kite times the location of the center of gravity is equal to the
sum of the weight of each part times the distance of that
part from the reference location. (This is equivalent to saying
the center of gravity is the mass-weighted average of the part
locations.) On this page we show a winged box kite and the parts
include the upper surface, the lower surface, both wings and the frame. For
a different design the number and location of the parts would be different.
For the winged box kite, the weight times the center of gravity is equal
to the weight of the upper surface times the distance of the upper surface,
plus the weight of lower surface times the distance to the lower
surface plus the weight of the frame times the distance to the frame plus
the weight of the wings times the distance to the wing:

W * cg = (w * d)u + (w * d)l + (w * d)f + (w * d)w

You can use the KiteModeler computer program to calculate values for the center of gravity of your design. Select "Design" mode and change the geometry of your kite using input sliders. The program calculates the center of gravity using the equation listed above and displays the output results.

__Component cg Location__

On the page, we show the weight and distance of the parts relative to the reference line.
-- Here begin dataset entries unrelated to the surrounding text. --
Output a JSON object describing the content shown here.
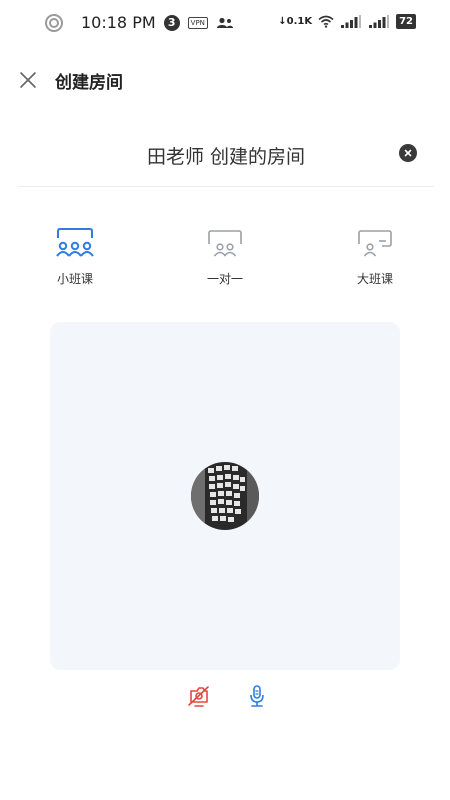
{
  "status_bar": {
    "time": "10:18 PM",
    "notification_count": "3",
    "vpn_label": "VPN",
    "network_speed": "0.1K",
    "battery": "72"
  },
  "header": {
    "title": "创建房间",
    "close_icon": "close-icon"
  },
  "room": {
    "name": "田老师 创建的房间",
    "clear_icon": "clear-icon"
  },
  "modes": [
    {
      "label": "小班课",
      "icon": "small-class-icon",
      "selected": true
    },
    {
      "label": "一对一",
      "icon": "one-on-one-icon",
      "selected": false
    },
    {
      "label": "大班课",
      "icon": "large-class-icon",
      "selected": false
    }
  ],
  "colors": {
    "accent": "#2f7de1",
    "inactive": "#9aa0a8",
    "camera_off": "#e04a3c",
    "preview_bg": "#f3f7fc"
  },
  "controls": {
    "camera": "camera-off-icon",
    "mic": "microphone-icon"
  }
}
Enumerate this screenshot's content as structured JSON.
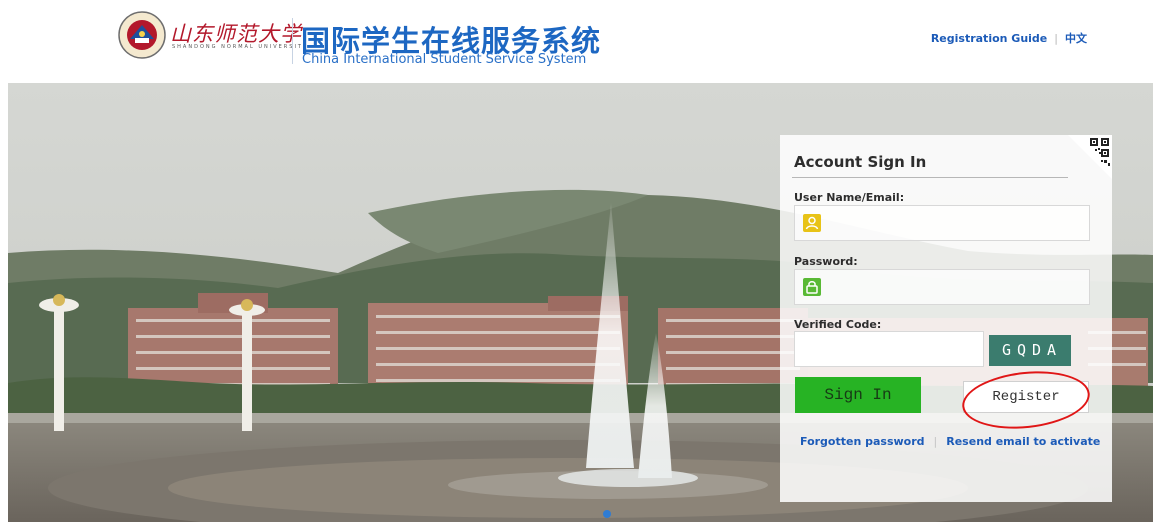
{
  "header": {
    "university_name": "山东师范大学",
    "university_name_en": "SHANDONG NORMAL UNIVERSITY",
    "system_title": "国际学生在线服务系统",
    "system_subtitle": "China International Student Service System",
    "registration_guide_link": "Registration Guide",
    "language_link": "中文"
  },
  "login": {
    "title": "Account Sign In",
    "username_label": "User Name/Email:",
    "password_label": "Password:",
    "verified_code_label": "Verified Code:",
    "captcha_text": "GQDA",
    "signin_label": "Sign In",
    "register_label": "Register",
    "forgotten_password_link": "Forgotten password",
    "resend_email_link": "Resend email to activate"
  },
  "colors": {
    "brand_blue": "#1d67c2",
    "university_red": "#b3182b",
    "signin_green": "#27b324",
    "username_icon": "#e8c317",
    "password_icon": "#59b935",
    "annotation_red": "#e01616"
  },
  "icons": {
    "username": "user-icon",
    "password": "lock-icon",
    "qr": "qr-code-icon",
    "logo": "university-emblem-icon"
  },
  "carousel": {
    "active_slide": 1
  }
}
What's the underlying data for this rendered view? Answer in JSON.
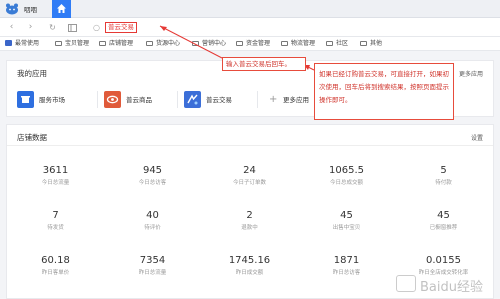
{
  "app": {
    "name": "咽咽"
  },
  "address": {
    "text": "普云交易"
  },
  "bookmarks": [
    "最常使用",
    "宝贝管理",
    "店铺管理",
    "货源中心",
    "营销中心",
    "资金管理",
    "物流管理",
    "社区",
    "其他"
  ],
  "my_apps": {
    "title": "我的应用",
    "more": "更多应用",
    "items": [
      "服务市场",
      "普云商品",
      "普云交易",
      "更多应用"
    ]
  },
  "shop_data": {
    "title": "店铺数据",
    "settings": "设置",
    "rows": [
      [
        {
          "value": "3611",
          "label": "今日总流量"
        },
        {
          "value": "945",
          "label": "今日总访客"
        },
        {
          "value": "24",
          "label": "今日子订单数"
        },
        {
          "value": "1065.5",
          "label": "今日总成交额"
        },
        {
          "value": "5",
          "label": "待付款"
        }
      ],
      [
        {
          "value": "7",
          "label": "待发货"
        },
        {
          "value": "40",
          "label": "待评价"
        },
        {
          "value": "2",
          "label": "退款中"
        },
        {
          "value": "45",
          "label": "出售中宝贝"
        },
        {
          "value": "45",
          "label": "已橱窗推荐"
        }
      ],
      [
        {
          "value": "60.18",
          "label": "昨日客单价"
        },
        {
          "value": "7354",
          "label": "昨日总流量"
        },
        {
          "value": "1745.16",
          "label": "昨日成交额"
        },
        {
          "value": "1871",
          "label": "昨日总访客"
        },
        {
          "value": "0.0155",
          "label": "昨日全店成交转化率"
        }
      ]
    ]
  },
  "annotations": {
    "input_note": "输入普云交易后回车。",
    "info_note": "如果已经订购普云交易，可直接打开，如果初次使用，回车后将到搜索结果，按照页面提示操作即可。"
  },
  "watermark": {
    "text": "Baidu经验"
  },
  "colors": {
    "accent": "#2f7cf6",
    "annotation": "#e53935"
  }
}
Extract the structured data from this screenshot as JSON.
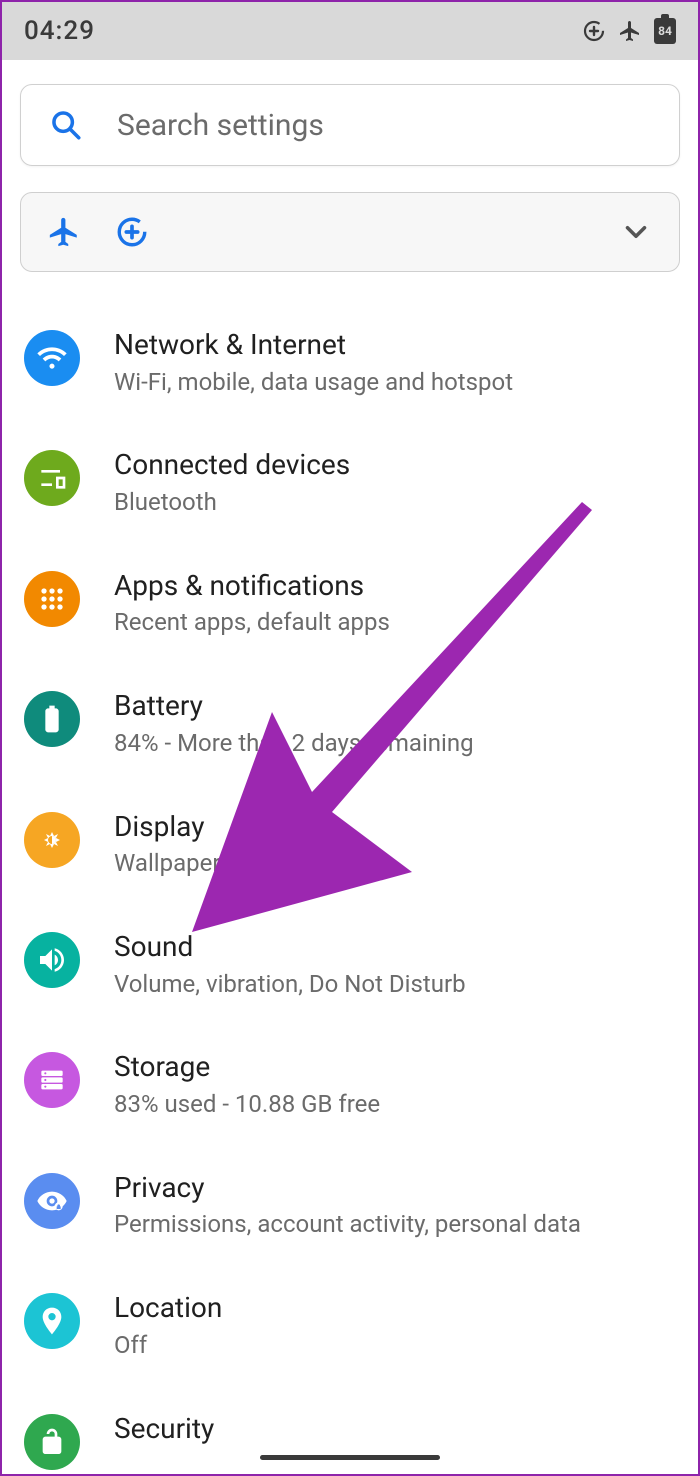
{
  "statusbar": {
    "time": "04:29",
    "battery_pct": "84"
  },
  "search": {
    "placeholder": "Search settings"
  },
  "colors": {
    "network": "#1a8df1",
    "connected": "#6eaa1d",
    "apps": "#f28900",
    "battery": "#0f8b7c",
    "display": "#f6a623",
    "sound": "#07b2a0",
    "storage": "#c658e0",
    "privacy": "#5a8df0",
    "location": "#1cc4d4",
    "security": "#2fa84f",
    "arrow": "#9c27b0",
    "quick_icon": "#1a73e8"
  },
  "items": [
    {
      "id": "network",
      "title": "Network & Internet",
      "sub": "Wi-Fi, mobile, data usage and hotspot"
    },
    {
      "id": "connected",
      "title": "Connected devices",
      "sub": "Bluetooth"
    },
    {
      "id": "apps",
      "title": "Apps & notifications",
      "sub": "Recent apps, default apps"
    },
    {
      "id": "battery",
      "title": "Battery",
      "sub": "84% - More than 2 days remaining"
    },
    {
      "id": "display",
      "title": "Display",
      "sub": "Wallpaper, sleep, font size"
    },
    {
      "id": "sound",
      "title": "Sound",
      "sub": "Volume, vibration, Do Not Disturb"
    },
    {
      "id": "storage",
      "title": "Storage",
      "sub": "83% used - 10.88 GB free"
    },
    {
      "id": "privacy",
      "title": "Privacy",
      "sub": "Permissions, account activity, personal data"
    },
    {
      "id": "location",
      "title": "Location",
      "sub": "Off"
    },
    {
      "id": "security",
      "title": "Security",
      "sub": ""
    }
  ]
}
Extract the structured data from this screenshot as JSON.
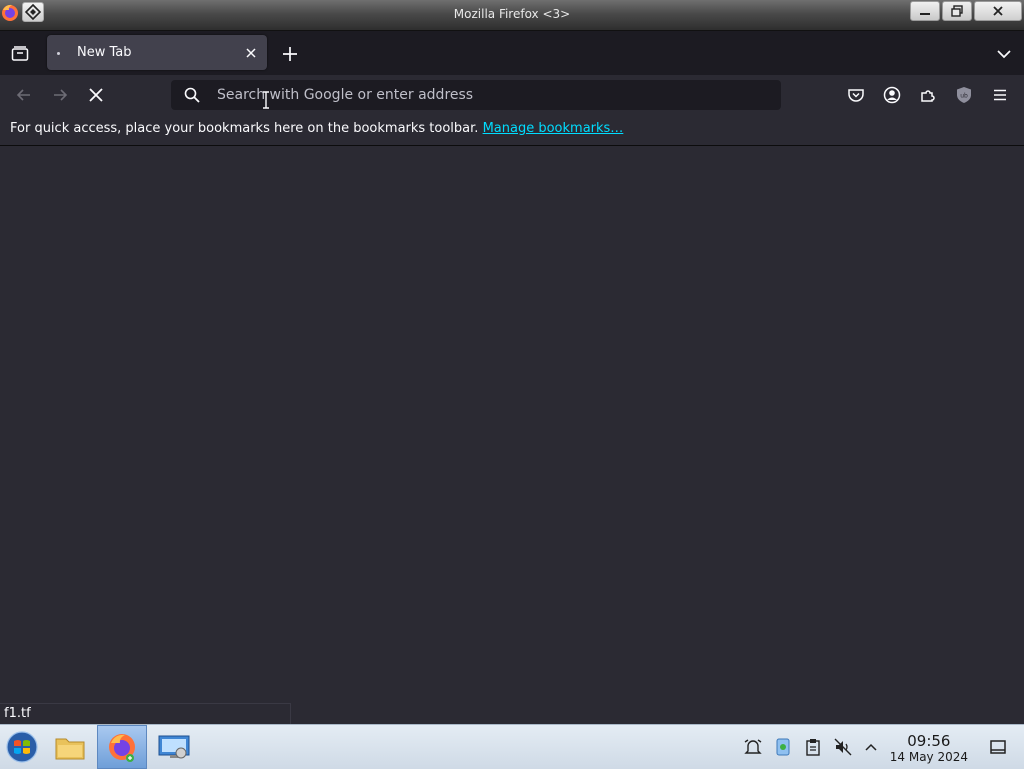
{
  "window": {
    "title": "Mozilla Firefox <3>"
  },
  "tabs": [
    {
      "label": "New Tab",
      "active": true
    }
  ],
  "navbar": {
    "url_placeholder": "Search with Google or enter address",
    "url_value": ""
  },
  "bookmarks_bar": {
    "message": "For quick access, place your bookmarks here on the bookmarks toolbar.",
    "link_label": "Manage bookmarks…"
  },
  "status_link": "f1.tf",
  "taskbar": {
    "time": "09:56",
    "date": "14 May 2024"
  },
  "colors": {
    "accent_link": "#00ddff",
    "chrome_bg": "#2b2a33",
    "toolbar_dark": "#1c1b22"
  },
  "icons": [
    "firefox-icon",
    "pin-icon",
    "minimize-icon",
    "maximize-icon",
    "close-icon",
    "tab-list-icon",
    "tab-close-icon",
    "new-tab-icon",
    "list-all-tabs-icon",
    "back-icon",
    "forward-icon",
    "stop-icon",
    "search-icon",
    "pocket-icon",
    "account-icon",
    "extensions-icon",
    "ublock-icon",
    "menu-icon",
    "start-menu-icon",
    "file-manager-icon",
    "firefox-taskbar-icon",
    "system-settings-icon",
    "notifications-icon",
    "updater-icon",
    "clipboard-icon",
    "volume-muted-icon",
    "tray-expand-icon",
    "show-desktop-icon"
  ]
}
The location of the reference line is arbitrary (it could be measured from the top of the kite instead of from the base of the kite as shown in the figure) but we have to remember where it is. The cg is a distance measured from the reference line as well. The "distance" of the upper surface (du) is the distance of the center of gravity of the upper surface relative to the reference line. So we have to be able to calculate or determine the center of gravity of the upper surface and each of the other kite parts. For simple shapes, finding the cg, or average location of the weight, is quite simple. For example, the upper surface is a rectangle. The center of gravity is halfway between the top and bottom of the upper surface. For a triangle it is 1/3 of the distance from the side. There is a technique for determining the center of gravity of any general shape, and the details of this technique is given on another page.

__Determining cg Mechanically__

Once we have built a kite, there is a simple mechanical way to determine the center of gravity for each component or for the entire kite:

- If we just balance the component (or the entire kite) using a string or an edge, the point at which the component (or kite) is balanced is the center of gravity. (Just like balancing a pencil on your finger!)
- Another, more complicated way, is to hang the kite from some point (the corner of a wing, for example) and drop a weighted string from the same point. Draw a line on the kite along the string. Repeat the procedure from another point on the kite (the lower surface, for example). You now have two lines drawn on the kite. The center of gravity is the point where the lines intersect. This procedure works well for irregularly shaped objects that are hard to balance.

Navigation...

- Beginner's Guide to Aerodynamics
- Beginner's Guide to Propulsion
- Beginner's Guide to Model Rockets
- Beginner's Guide to Kites
- Beginner's Guide to Aeronautics

Go to...

- Beginner's Guide Home Page

*byTom
Benson
Please send suggestions/corrections to: benson@grc.nasa.gov *